David Tinkler has not made up his mind whether this is a serious story about what would have happened in Britain if the Nazis had invaded successfully in 1940, or whether it is meant to be a funny adventure story with a bit of everything thrown in. On neither does he succeed.
Flint’s father has been executed for trying to assassinate Hitler and his mother taken away he knows not where. At 12 he finds himself on a farm hiding away from the Germans who have put Edward VIII on the throne as a puppet king with Wallis Simpson as his Queen. The young Princess Elizabeth has been taken to Newfoundland to await developments. Flint and Alfie get drawn into the Resistance and are given various task to do all involving considerable death and danger. Implausibly Flint is asked to float out to sea with a dead German on a raft filled with explosives to trap the Germans into trying to rescue the body and thereby set off the boobytrap bomb. There are moments of credibility when Edward VIII is captured and forced to make a broadcast on behalf of the government in exile, and it is then one sees what this book could have been.

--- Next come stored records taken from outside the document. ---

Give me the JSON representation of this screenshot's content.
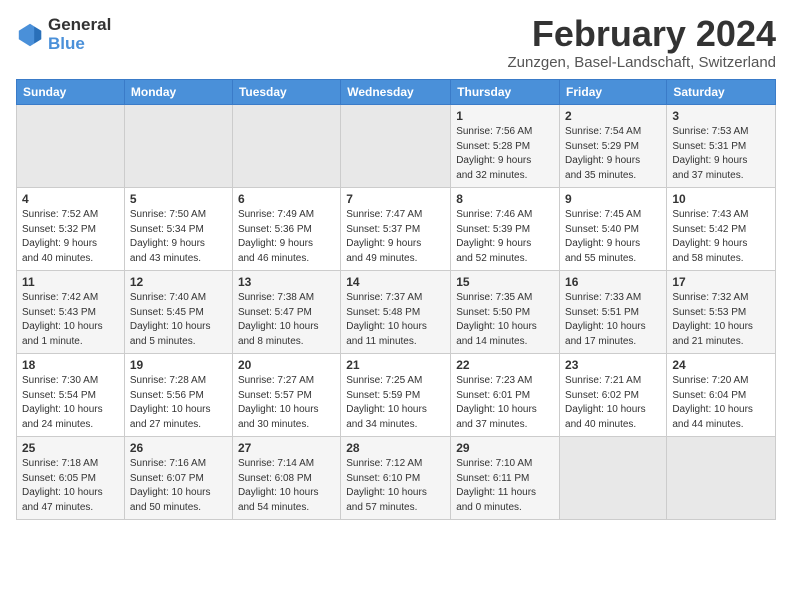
{
  "header": {
    "logo_general": "General",
    "logo_blue": "Blue",
    "month": "February 2024",
    "location": "Zunzgen, Basel-Landschaft, Switzerland"
  },
  "weekdays": [
    "Sunday",
    "Monday",
    "Tuesday",
    "Wednesday",
    "Thursday",
    "Friday",
    "Saturday"
  ],
  "weeks": [
    [
      {
        "day": "",
        "info": ""
      },
      {
        "day": "",
        "info": ""
      },
      {
        "day": "",
        "info": ""
      },
      {
        "day": "",
        "info": ""
      },
      {
        "day": "1",
        "info": "Sunrise: 7:56 AM\nSunset: 5:28 PM\nDaylight: 9 hours\nand 32 minutes."
      },
      {
        "day": "2",
        "info": "Sunrise: 7:54 AM\nSunset: 5:29 PM\nDaylight: 9 hours\nand 35 minutes."
      },
      {
        "day": "3",
        "info": "Sunrise: 7:53 AM\nSunset: 5:31 PM\nDaylight: 9 hours\nand 37 minutes."
      }
    ],
    [
      {
        "day": "4",
        "info": "Sunrise: 7:52 AM\nSunset: 5:32 PM\nDaylight: 9 hours\nand 40 minutes."
      },
      {
        "day": "5",
        "info": "Sunrise: 7:50 AM\nSunset: 5:34 PM\nDaylight: 9 hours\nand 43 minutes."
      },
      {
        "day": "6",
        "info": "Sunrise: 7:49 AM\nSunset: 5:36 PM\nDaylight: 9 hours\nand 46 minutes."
      },
      {
        "day": "7",
        "info": "Sunrise: 7:47 AM\nSunset: 5:37 PM\nDaylight: 9 hours\nand 49 minutes."
      },
      {
        "day": "8",
        "info": "Sunrise: 7:46 AM\nSunset: 5:39 PM\nDaylight: 9 hours\nand 52 minutes."
      },
      {
        "day": "9",
        "info": "Sunrise: 7:45 AM\nSunset: 5:40 PM\nDaylight: 9 hours\nand 55 minutes."
      },
      {
        "day": "10",
        "info": "Sunrise: 7:43 AM\nSunset: 5:42 PM\nDaylight: 9 hours\nand 58 minutes."
      }
    ],
    [
      {
        "day": "11",
        "info": "Sunrise: 7:42 AM\nSunset: 5:43 PM\nDaylight: 10 hours\nand 1 minute."
      },
      {
        "day": "12",
        "info": "Sunrise: 7:40 AM\nSunset: 5:45 PM\nDaylight: 10 hours\nand 5 minutes."
      },
      {
        "day": "13",
        "info": "Sunrise: 7:38 AM\nSunset: 5:47 PM\nDaylight: 10 hours\nand 8 minutes."
      },
      {
        "day": "14",
        "info": "Sunrise: 7:37 AM\nSunset: 5:48 PM\nDaylight: 10 hours\nand 11 minutes."
      },
      {
        "day": "15",
        "info": "Sunrise: 7:35 AM\nSunset: 5:50 PM\nDaylight: 10 hours\nand 14 minutes."
      },
      {
        "day": "16",
        "info": "Sunrise: 7:33 AM\nSunset: 5:51 PM\nDaylight: 10 hours\nand 17 minutes."
      },
      {
        "day": "17",
        "info": "Sunrise: 7:32 AM\nSunset: 5:53 PM\nDaylight: 10 hours\nand 21 minutes."
      }
    ],
    [
      {
        "day": "18",
        "info": "Sunrise: 7:30 AM\nSunset: 5:54 PM\nDaylight: 10 hours\nand 24 minutes."
      },
      {
        "day": "19",
        "info": "Sunrise: 7:28 AM\nSunset: 5:56 PM\nDaylight: 10 hours\nand 27 minutes."
      },
      {
        "day": "20",
        "info": "Sunrise: 7:27 AM\nSunset: 5:57 PM\nDaylight: 10 hours\nand 30 minutes."
      },
      {
        "day": "21",
        "info": "Sunrise: 7:25 AM\nSunset: 5:59 PM\nDaylight: 10 hours\nand 34 minutes."
      },
      {
        "day": "22",
        "info": "Sunrise: 7:23 AM\nSunset: 6:01 PM\nDaylight: 10 hours\nand 37 minutes."
      },
      {
        "day": "23",
        "info": "Sunrise: 7:21 AM\nSunset: 6:02 PM\nDaylight: 10 hours\nand 40 minutes."
      },
      {
        "day": "24",
        "info": "Sunrise: 7:20 AM\nSunset: 6:04 PM\nDaylight: 10 hours\nand 44 minutes."
      }
    ],
    [
      {
        "day": "25",
        "info": "Sunrise: 7:18 AM\nSunset: 6:05 PM\nDaylight: 10 hours\nand 47 minutes."
      },
      {
        "day": "26",
        "info": "Sunrise: 7:16 AM\nSunset: 6:07 PM\nDaylight: 10 hours\nand 50 minutes."
      },
      {
        "day": "27",
        "info": "Sunrise: 7:14 AM\nSunset: 6:08 PM\nDaylight: 10 hours\nand 54 minutes."
      },
      {
        "day": "28",
        "info": "Sunrise: 7:12 AM\nSunset: 6:10 PM\nDaylight: 10 hours\nand 57 minutes."
      },
      {
        "day": "29",
        "info": "Sunrise: 7:10 AM\nSunset: 6:11 PM\nDaylight: 11 hours\nand 0 minutes."
      },
      {
        "day": "",
        "info": ""
      },
      {
        "day": "",
        "info": ""
      }
    ]
  ]
}
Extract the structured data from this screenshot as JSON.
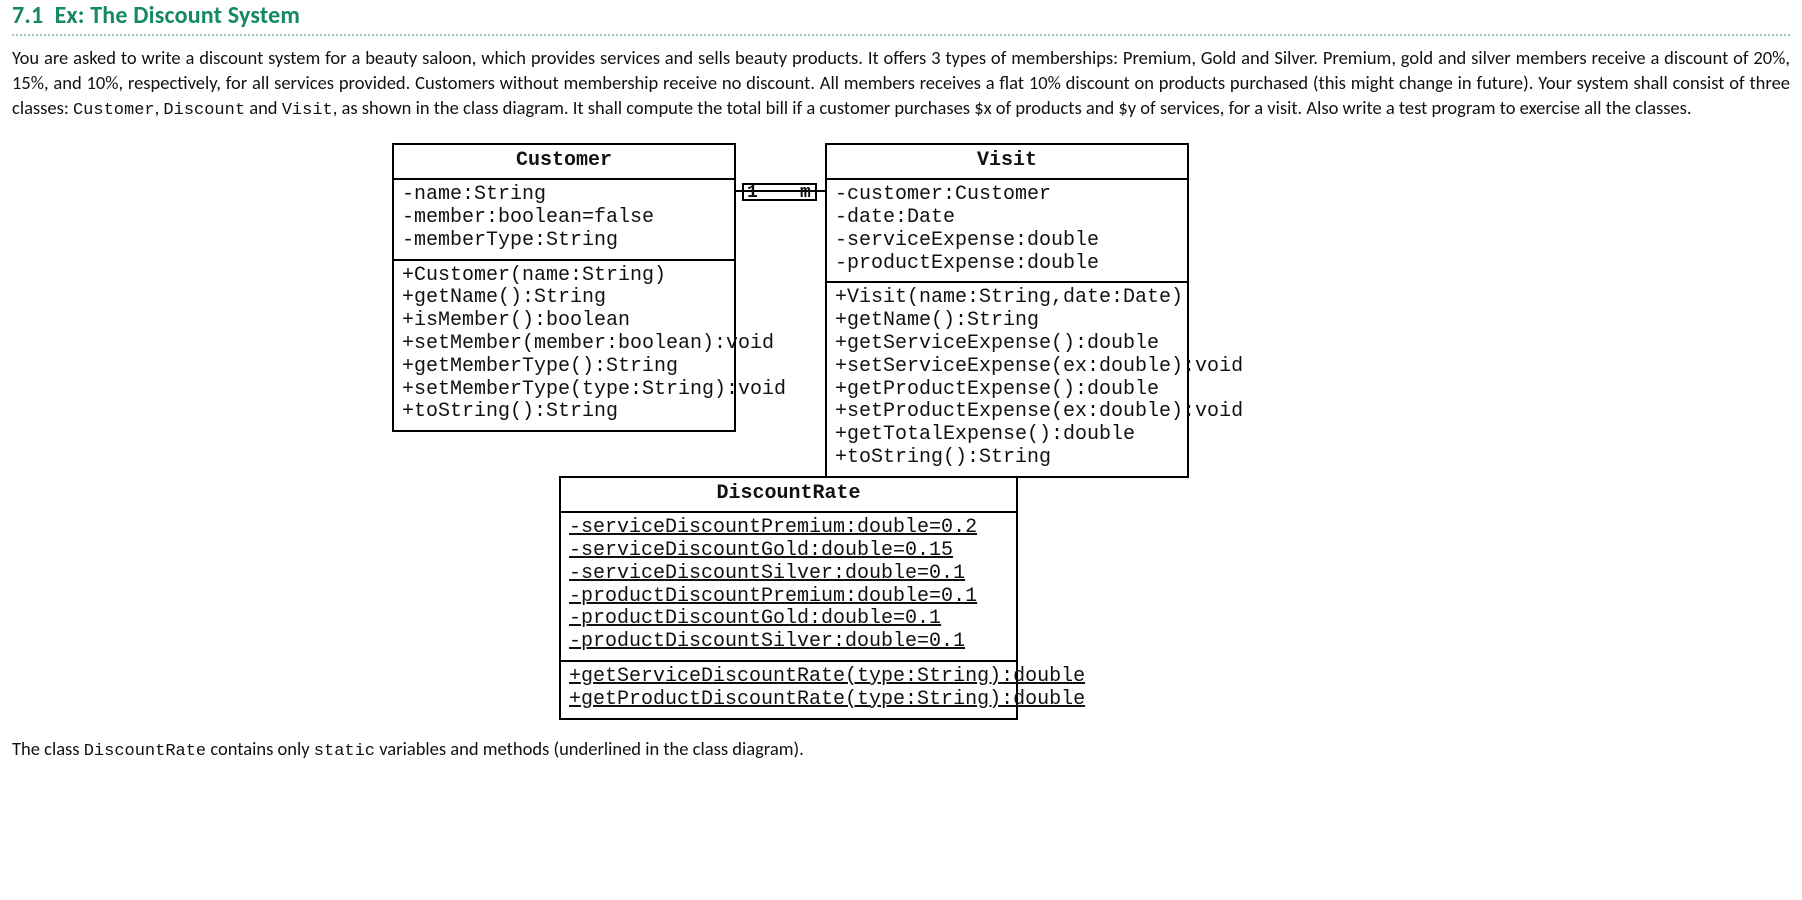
{
  "section": {
    "num": "7.1",
    "prefix": "Ex:",
    "title": "The Discount System"
  },
  "body": {
    "p1a": "You are asked to write a discount system for a beauty saloon, which provides services and sells beauty products. It offers 3 types of memberships: Premium, Gold and Silver. Premium, gold and silver members receive a discount of 20%, 15%, and 10%, respectively, for all services provided. Customers without membership receive no discount. All members receives a flat 10% discount on products purchased (this might change in future). Your system shall consist of three classes: ",
    "code1": "Customer",
    "sep1": ", ",
    "code2": "Discount",
    "mid": " and ",
    "code3": "Visit",
    "p1b": ", as shown in the class diagram. It shall compute the total bill if a customer purchases $x of products and $y of services, for a visit. Also write a test program to exercise all the classes."
  },
  "assoc": {
    "left": "1",
    "right": "m"
  },
  "classes": {
    "customer": {
      "name": "Customer",
      "attrs": [
        "-name:String",
        "-member:boolean=false",
        "-memberType:String"
      ],
      "ops": [
        "+Customer(name:String)",
        "+getName():String",
        "+isMember():boolean",
        "+setMember(member:boolean):void",
        "+getMemberType():String",
        "+setMemberType(type:String):void",
        "+toString():String"
      ]
    },
    "visit": {
      "name": "Visit",
      "attrs": [
        "-customer:Customer",
        "-date:Date",
        "-serviceExpense:double",
        "-productExpense:double"
      ],
      "ops": [
        "+Visit(name:String,date:Date)",
        "+getName():String",
        "+getServiceExpense():double",
        "+setServiceExpense(ex:double):void",
        "+getProductExpense():double",
        "+setProductExpense(ex:double):void",
        "+getTotalExpense():double",
        "+toString():String"
      ]
    },
    "discount": {
      "name": "DiscountRate",
      "attrs": [
        {
          "t": "-serviceDiscountPremium:double=0.2",
          "s": true
        },
        {
          "t": "-serviceDiscountGold:double=0.15",
          "s": true
        },
        {
          "t": "-serviceDiscountSilver:double=0.1",
          "s": true
        },
        {
          "t": "-productDiscountPremium:double=0.1",
          "s": true
        },
        {
          "t": "-productDiscountGold:double=0.1",
          "s": true
        },
        {
          "t": "-productDiscountSilver:double=0.1",
          "s": true
        }
      ],
      "ops": [
        {
          "t": "+getServiceDiscountRate(type:String):double",
          "s": true
        },
        {
          "t": "+getProductDiscountRate(type:String):double",
          "s": true
        }
      ]
    }
  },
  "closing": {
    "a": "The class ",
    "code1": "DiscountRate",
    "b": " contains only ",
    "code2": "static",
    "c": " variables and methods (underlined in the class diagram)."
  }
}
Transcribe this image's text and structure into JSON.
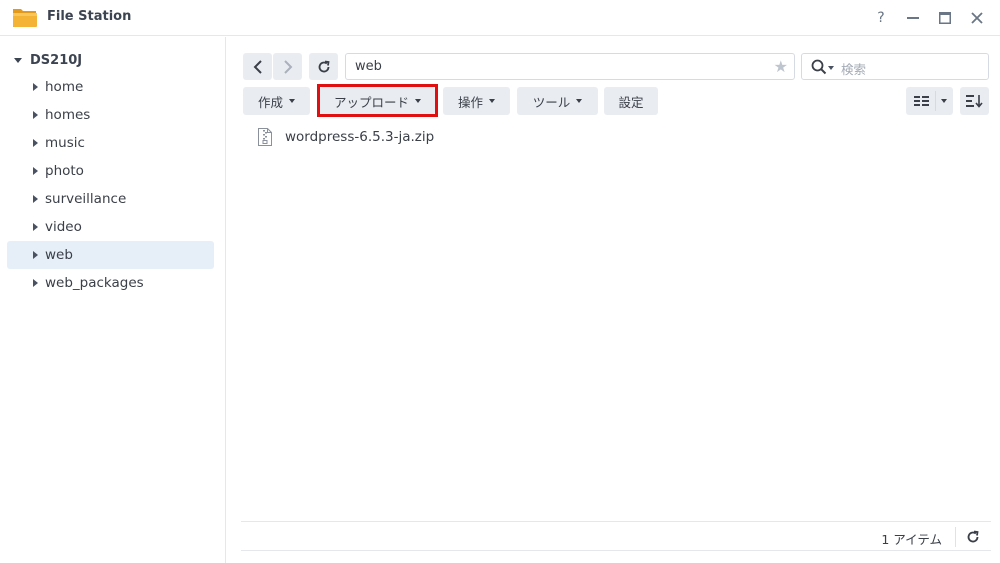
{
  "window": {
    "title": "File Station",
    "icon": "folder-icon",
    "controls": [
      "help-icon",
      "minimize-icon",
      "maximize-icon",
      "close-icon"
    ],
    "help_label": "?"
  },
  "sidebar": {
    "root": "DS210J",
    "items": [
      {
        "label": "home",
        "selected": false
      },
      {
        "label": "homes",
        "selected": false
      },
      {
        "label": "music",
        "selected": false
      },
      {
        "label": "photo",
        "selected": false
      },
      {
        "label": "surveillance",
        "selected": false
      },
      {
        "label": "video",
        "selected": false
      },
      {
        "label": "web",
        "selected": true
      },
      {
        "label": "web_packages",
        "selected": false
      }
    ]
  },
  "navigation": {
    "back_icon": "chevron-left-icon",
    "forward_icon": "chevron-right-icon",
    "refresh_icon": "refresh-icon",
    "path": "web",
    "favorite_icon": "star-icon"
  },
  "search": {
    "placeholder": "検索",
    "icon": "search-icon"
  },
  "toolbar": {
    "create_label": "作成",
    "upload_label": "アップロード",
    "action_label": "操作",
    "tools_label": "ツール",
    "settings_label": "設定",
    "highlighted_button": "upload",
    "highlight_color": "#e01010"
  },
  "files": [
    {
      "name": "wordpress-6.5.3-ja.zip",
      "icon": "zip-file-icon"
    }
  ],
  "status": {
    "item_count": "1 アイテム"
  },
  "colors": {
    "selected_bg": "#e6eef8",
    "button_bg": "#e9ecf1",
    "folder": "#f5b335"
  }
}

Flint’s hero is Biggles and his daydreams stem from this admiration, but W E Johns Mr Tinkler is not. I reviewed Hitler’s Angel by William Osborne, also published by Chicken House, which suffered from the same implausibility, two dimensional characterization, and somewhat cavalier attitude to killing and death. There are some very fine novels about what would have happened if Hitler had succeeded in invading Britain in 1940 and young people would do better to read them for a real feeling of the danger the world faced and by implication why the war was being fought.